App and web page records
····················

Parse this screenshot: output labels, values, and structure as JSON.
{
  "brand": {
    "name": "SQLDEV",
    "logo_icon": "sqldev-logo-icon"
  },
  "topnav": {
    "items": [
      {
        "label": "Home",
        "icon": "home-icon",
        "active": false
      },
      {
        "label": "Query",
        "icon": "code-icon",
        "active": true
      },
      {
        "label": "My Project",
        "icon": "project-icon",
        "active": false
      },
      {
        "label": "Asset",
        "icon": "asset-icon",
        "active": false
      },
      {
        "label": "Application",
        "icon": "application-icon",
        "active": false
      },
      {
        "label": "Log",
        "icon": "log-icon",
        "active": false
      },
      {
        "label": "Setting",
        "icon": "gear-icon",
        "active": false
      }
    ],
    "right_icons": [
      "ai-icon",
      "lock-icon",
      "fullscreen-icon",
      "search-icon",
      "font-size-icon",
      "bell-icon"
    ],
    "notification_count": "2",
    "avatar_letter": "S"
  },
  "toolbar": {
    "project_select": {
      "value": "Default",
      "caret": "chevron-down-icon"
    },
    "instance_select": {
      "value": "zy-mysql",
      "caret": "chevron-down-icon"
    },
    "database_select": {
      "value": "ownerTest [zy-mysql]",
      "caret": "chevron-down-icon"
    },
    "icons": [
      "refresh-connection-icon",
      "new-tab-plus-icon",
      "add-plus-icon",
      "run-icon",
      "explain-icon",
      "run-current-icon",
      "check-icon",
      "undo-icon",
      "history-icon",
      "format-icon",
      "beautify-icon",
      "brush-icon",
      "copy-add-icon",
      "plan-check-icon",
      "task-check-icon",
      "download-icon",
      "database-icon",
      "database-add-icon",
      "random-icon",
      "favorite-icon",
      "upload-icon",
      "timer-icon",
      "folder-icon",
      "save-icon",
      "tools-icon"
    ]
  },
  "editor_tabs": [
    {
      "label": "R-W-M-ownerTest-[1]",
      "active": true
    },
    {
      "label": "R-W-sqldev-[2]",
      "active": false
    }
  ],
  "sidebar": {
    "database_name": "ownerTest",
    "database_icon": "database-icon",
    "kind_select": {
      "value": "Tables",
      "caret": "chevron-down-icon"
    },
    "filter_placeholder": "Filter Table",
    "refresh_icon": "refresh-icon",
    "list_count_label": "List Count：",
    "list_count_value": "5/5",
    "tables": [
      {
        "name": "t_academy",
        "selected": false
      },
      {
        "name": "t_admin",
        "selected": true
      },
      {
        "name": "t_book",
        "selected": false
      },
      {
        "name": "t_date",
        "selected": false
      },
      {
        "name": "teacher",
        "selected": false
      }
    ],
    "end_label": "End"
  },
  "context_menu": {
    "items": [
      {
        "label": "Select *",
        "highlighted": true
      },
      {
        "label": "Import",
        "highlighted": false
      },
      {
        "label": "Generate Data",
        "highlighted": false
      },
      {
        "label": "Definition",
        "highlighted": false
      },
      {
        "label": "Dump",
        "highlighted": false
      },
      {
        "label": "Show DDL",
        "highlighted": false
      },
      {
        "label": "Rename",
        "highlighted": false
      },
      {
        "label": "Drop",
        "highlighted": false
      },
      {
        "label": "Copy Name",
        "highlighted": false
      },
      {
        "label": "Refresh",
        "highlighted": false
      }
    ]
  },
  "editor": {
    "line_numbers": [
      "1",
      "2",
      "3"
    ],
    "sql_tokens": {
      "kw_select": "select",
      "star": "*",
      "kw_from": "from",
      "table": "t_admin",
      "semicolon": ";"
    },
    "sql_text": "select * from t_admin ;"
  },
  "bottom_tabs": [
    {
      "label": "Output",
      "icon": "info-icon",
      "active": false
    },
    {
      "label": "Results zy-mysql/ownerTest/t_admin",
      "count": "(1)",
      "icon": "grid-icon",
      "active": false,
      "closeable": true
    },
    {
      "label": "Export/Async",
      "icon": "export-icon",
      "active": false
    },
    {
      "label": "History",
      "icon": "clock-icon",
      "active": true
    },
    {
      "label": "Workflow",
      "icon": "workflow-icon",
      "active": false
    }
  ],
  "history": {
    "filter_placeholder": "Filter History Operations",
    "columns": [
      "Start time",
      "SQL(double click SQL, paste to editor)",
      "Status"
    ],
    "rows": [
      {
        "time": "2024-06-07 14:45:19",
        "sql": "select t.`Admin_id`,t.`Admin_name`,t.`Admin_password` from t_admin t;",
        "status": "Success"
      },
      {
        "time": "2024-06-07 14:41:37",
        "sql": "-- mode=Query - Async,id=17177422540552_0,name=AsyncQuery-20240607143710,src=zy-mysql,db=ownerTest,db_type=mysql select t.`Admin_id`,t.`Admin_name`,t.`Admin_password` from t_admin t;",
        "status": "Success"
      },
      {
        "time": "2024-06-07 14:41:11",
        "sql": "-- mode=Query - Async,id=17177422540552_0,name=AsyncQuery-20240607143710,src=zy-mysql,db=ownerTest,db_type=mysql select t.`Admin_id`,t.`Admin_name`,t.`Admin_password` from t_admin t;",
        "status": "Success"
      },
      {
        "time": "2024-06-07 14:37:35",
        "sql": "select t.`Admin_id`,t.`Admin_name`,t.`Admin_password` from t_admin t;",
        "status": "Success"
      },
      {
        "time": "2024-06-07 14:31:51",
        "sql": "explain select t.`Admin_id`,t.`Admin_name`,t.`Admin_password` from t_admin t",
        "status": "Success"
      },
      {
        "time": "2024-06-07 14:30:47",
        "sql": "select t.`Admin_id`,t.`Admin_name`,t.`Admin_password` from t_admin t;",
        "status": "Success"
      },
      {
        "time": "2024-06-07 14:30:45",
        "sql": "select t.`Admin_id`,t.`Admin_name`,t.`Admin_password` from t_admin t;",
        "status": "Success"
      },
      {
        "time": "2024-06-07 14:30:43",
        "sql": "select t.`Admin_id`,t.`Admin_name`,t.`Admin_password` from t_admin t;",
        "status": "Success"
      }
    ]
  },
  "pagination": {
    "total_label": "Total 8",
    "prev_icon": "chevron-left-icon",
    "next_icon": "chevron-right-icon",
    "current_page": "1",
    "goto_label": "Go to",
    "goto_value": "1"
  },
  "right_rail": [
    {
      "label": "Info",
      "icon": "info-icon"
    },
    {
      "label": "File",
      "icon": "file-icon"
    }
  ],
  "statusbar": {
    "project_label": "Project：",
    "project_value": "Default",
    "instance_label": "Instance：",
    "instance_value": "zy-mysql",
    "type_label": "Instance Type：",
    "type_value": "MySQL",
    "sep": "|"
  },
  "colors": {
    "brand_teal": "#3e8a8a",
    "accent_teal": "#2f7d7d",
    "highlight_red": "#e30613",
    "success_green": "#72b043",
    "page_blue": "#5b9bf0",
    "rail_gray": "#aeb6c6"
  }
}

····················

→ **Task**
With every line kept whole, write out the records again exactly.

→ **Reply to the task**
Parse this screenshot: output labels, values, and structure as JSON.
{
  "brand": {
    "name": "SQLDEV",
    "logo_icon": "sqldev-logo-icon"
  },
  "topnav": {
    "items": [
      {
        "label": "Home",
        "icon": "home-icon",
        "active": false
      },
      {
        "label": "Query",
        "icon": "code-icon",
        "active": true
      },
      {
        "label": "My Project",
        "icon": "project-icon",
        "active": false
      },
      {
        "label": "Asset",
        "icon": "asset-icon",
        "active": false
      },
      {
        "label": "Application",
        "icon": "application-icon",
        "active": false
      },
      {
        "label": "Log",
        "icon": "log-icon",
        "active": false
      },
      {
        "label": "Setting",
        "icon": "gear-icon",
        "active": false
      }
    ],
    "right_icons": [
      "ai-icon",
      "lock-icon",
      "fullscreen-icon",
      "search-icon",
      "font-size-icon",
      "bell-icon"
    ],
    "notification_count": "2",
    "avatar_letter": "S"
  },
  "toolbar": {
    "project_select": {
      "value": "Default",
      "caret": "chevron-down-icon"
    },
    "instance_select": {
      "value": "zy-mysql",
      "caret": "chevron-down-icon"
    },
    "database_select": {
      "value": "ownerTest [zy-mysql]",
      "caret": "chevron-down-icon"
    },
    "icons": [
      "refresh-connection-icon",
      "new-tab-plus-icon",
      "add-plus-icon",
      "run-icon",
      "explain-icon",
      "run-current-icon",
      "check-icon",
      "undo-icon",
      "history-icon",
      "format-icon",
      "beautify-icon",
      "brush-icon",
      "copy-add-icon",
      "plan-check-icon",
      "task-check-icon",
      "download-icon",
      "database-icon",
      "database-add-icon",
      "random-icon",
      "favorite-icon",
      "upload-icon",
      "timer-icon",
      "folder-icon",
      "save-icon",
      "tools-icon"
    ]
  },
  "editor_tabs": [
    {
      "label": "R-W-M-ownerTest-[1]",
      "active": true
    },
    {
      "label": "R-W-sqldev-[2]",
      "active": false
    }
  ],
  "sidebar": {
    "database_name": "ownerTest",
    "database_icon": "database-icon",
    "kind_select": {
      "value": "Tables",
      "caret": "chevron-down-icon"
    },
    "filter_placeholder": "Filter Table",
    "refresh_icon": "refresh-icon",
    "list_count_label": "List Count：",
    "list_count_value": "5/5",
    "tables": [
      {
        "name": "t_academy",
        "selected": false
      },
      {
        "name": "t_admin",
        "selected": true
      },
      {
        "name": "t_book",
        "selected": false
      },
      {
        "name": "t_date",
        "selected": false
      },
      {
        "name": "teacher",
        "selected": false
      }
    ],
    "end_label": "End"
  },
  "context_menu": {
    "items": [
      {
        "label": "Select *",
        "highlighted": true
      },
      {
        "label": "Import",
        "highlighted": false
      },
      {
        "label": "Generate Data",
        "highlighted": false
      },
      {
        "label": "Definition",
        "highlighted": false
      },
      {
        "label": "Dump",
        "highlighted": false
      },
      {
        "label": "Show DDL",
        "highlighted": false
      },
      {
        "label": "Rename",
        "highlighted": false
      },
      {
        "label": "Drop",
        "highlighted": false
      },
      {
        "label": "Copy Name",
        "highlighted": false
      },
      {
        "label": "Refresh",
        "highlighted": false
      }
    ]
  },
  "editor": {
    "line_numbers": [
      "1",
      "2",
      "3"
    ],
    "sql_tokens": {
      "kw_select": "select",
      "star": "*",
      "kw_from": "from",
      "table": "t_admin",
      "semicolon": ";"
    },
    "sql_text": "select * from t_admin ;"
  },
  "bottom_tabs": [
    {
      "label": "Output",
      "icon": "info-icon",
      "active": false
    },
    {
      "label": "Results zy-mysql/ownerTest/t_admin",
      "count": "(1)",
      "icon": "grid-icon",
      "active": false,
      "closeable": true
    },
    {
      "label": "Export/Async",
      "icon": "export-icon",
      "active": false
    },
    {
      "label": "History",
      "icon": "clock-icon",
      "active": true
    },
    {
      "label": "Workflow",
      "icon": "workflow-icon",
      "active": false
    }
  ],
  "history": {
    "filter_placeholder": "Filter History Operations",
    "columns": [
      "Start time",
      "SQL(double click SQL, paste to editor)",
      "Status"
    ],
    "rows": [
      {
        "time": "2024-06-07 14:45:19",
        "sql": "select t.`Admin_id`,t.`Admin_name`,t.`Admin_password` from t_admin t;",
        "status": "Success"
      },
      {
        "time": "2024-06-07 14:41:37",
        "sql": "-- mode=Query - Async,id=17177422540552_0,name=AsyncQuery-20240607143710,src=zy-mysql,db=ownerTest,db_type=mysql select t.`Admin_id`,t.`Admin_name`,t.`Admin_password` from t_admin t;",
        "status": "Success"
      },
      {
        "time": "2024-06-07 14:41:11",
        "sql": "-- mode=Query - Async,id=17177422540552_0,name=AsyncQuery-20240607143710,src=zy-mysql,db=ownerTest,db_type=mysql select t.`Admin_id`,t.`Admin_name`,t.`Admin_password` from t_admin t;",
        "status": "Success"
      },
      {
        "time": "2024-06-07 14:37:35",
        "sql": "select t.`Admin_id`,t.`Admin_name`,t.`Admin_password` from t_admin t;",
        "status": "Success"
      },
      {
        "time": "2024-06-07 14:31:51",
        "sql": "explain select t.`Admin_id`,t.`Admin_name`,t.`Admin_password` from t_admin t",
        "status": "Success"
      },
      {
        "time": "2024-06-07 14:30:47",
        "sql": "select t.`Admin_id`,t.`Admin_name`,t.`Admin_password` from t_admin t;",
        "status": "Success"
      },
      {
        "time": "2024-06-07 14:30:45",
        "sql": "select t.`Admin_id`,t.`Admin_name`,t.`Admin_password` from t_admin t;",
        "status": "Success"
      },
      {
        "time": "2024-06-07 14:30:43",
        "sql": "select t.`Admin_id`,t.`Admin_name`,t.`Admin_password` from t_admin t;",
        "status": "Success"
      }
    ]
  },
  "pagination": {
    "total_label": "Total 8",
    "prev_icon": "chevron-left-icon",
    "next_icon": "chevron-right-icon",
    "current_page": "1",
    "goto_label": "Go to",
    "goto_value": "1"
  },
  "right_rail": [
    {
      "label": "Info",
      "icon": "info-icon"
    },
    {
      "label": "File",
      "icon": "file-icon"
    }
  ],
  "statusbar": {
    "project_label": "Project：",
    "project_value": "Default",
    "instance_label": "Instance：",
    "instance_value": "zy-mysql",
    "type_label": "Instance Type：",
    "type_value": "MySQL",
    "sep": "|"
  },
  "colors": {
    "brand_teal": "#3e8a8a",
    "accent_teal": "#2f7d7d",
    "highlight_red": "#e30613",
    "success_green": "#72b043",
    "page_blue": "#5b9bf0",
    "rail_gray": "#aeb6c6"
  }
}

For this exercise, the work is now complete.